What the exercise asks.
Each line of the records below that holds "tagline" should be returned.

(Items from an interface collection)
================================

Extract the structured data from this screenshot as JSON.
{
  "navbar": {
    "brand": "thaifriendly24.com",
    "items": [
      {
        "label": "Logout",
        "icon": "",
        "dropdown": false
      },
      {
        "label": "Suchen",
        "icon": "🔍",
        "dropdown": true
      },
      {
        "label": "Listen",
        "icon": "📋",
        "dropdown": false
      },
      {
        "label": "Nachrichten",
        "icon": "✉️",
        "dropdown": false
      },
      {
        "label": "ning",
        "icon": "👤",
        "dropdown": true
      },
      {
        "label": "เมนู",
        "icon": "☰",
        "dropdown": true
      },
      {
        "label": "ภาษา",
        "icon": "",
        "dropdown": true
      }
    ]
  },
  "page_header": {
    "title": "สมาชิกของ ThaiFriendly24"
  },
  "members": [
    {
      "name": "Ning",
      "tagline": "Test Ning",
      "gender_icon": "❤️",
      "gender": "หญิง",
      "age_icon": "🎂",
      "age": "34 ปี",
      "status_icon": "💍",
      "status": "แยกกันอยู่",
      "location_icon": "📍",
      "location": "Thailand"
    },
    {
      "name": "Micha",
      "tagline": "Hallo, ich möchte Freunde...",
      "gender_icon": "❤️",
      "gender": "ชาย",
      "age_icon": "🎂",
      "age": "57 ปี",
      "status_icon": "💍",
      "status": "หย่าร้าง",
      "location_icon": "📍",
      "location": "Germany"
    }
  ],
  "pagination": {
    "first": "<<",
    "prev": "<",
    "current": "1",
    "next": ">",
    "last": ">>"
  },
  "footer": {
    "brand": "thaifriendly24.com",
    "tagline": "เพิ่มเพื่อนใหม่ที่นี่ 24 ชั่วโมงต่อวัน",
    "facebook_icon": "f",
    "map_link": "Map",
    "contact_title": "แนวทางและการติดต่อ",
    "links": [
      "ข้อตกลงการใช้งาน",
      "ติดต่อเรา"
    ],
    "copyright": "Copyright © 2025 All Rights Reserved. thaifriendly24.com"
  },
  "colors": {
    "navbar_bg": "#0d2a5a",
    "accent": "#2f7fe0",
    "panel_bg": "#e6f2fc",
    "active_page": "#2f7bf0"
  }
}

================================

Reply.
      "tagline": "Test Ning",
      "tagline": "Hallo, ich möchte Freunde...",
    "tagline": "เพิ่มเพื่อนใหม่ที่นี่ 24 ชั่วโมงต่อวัน",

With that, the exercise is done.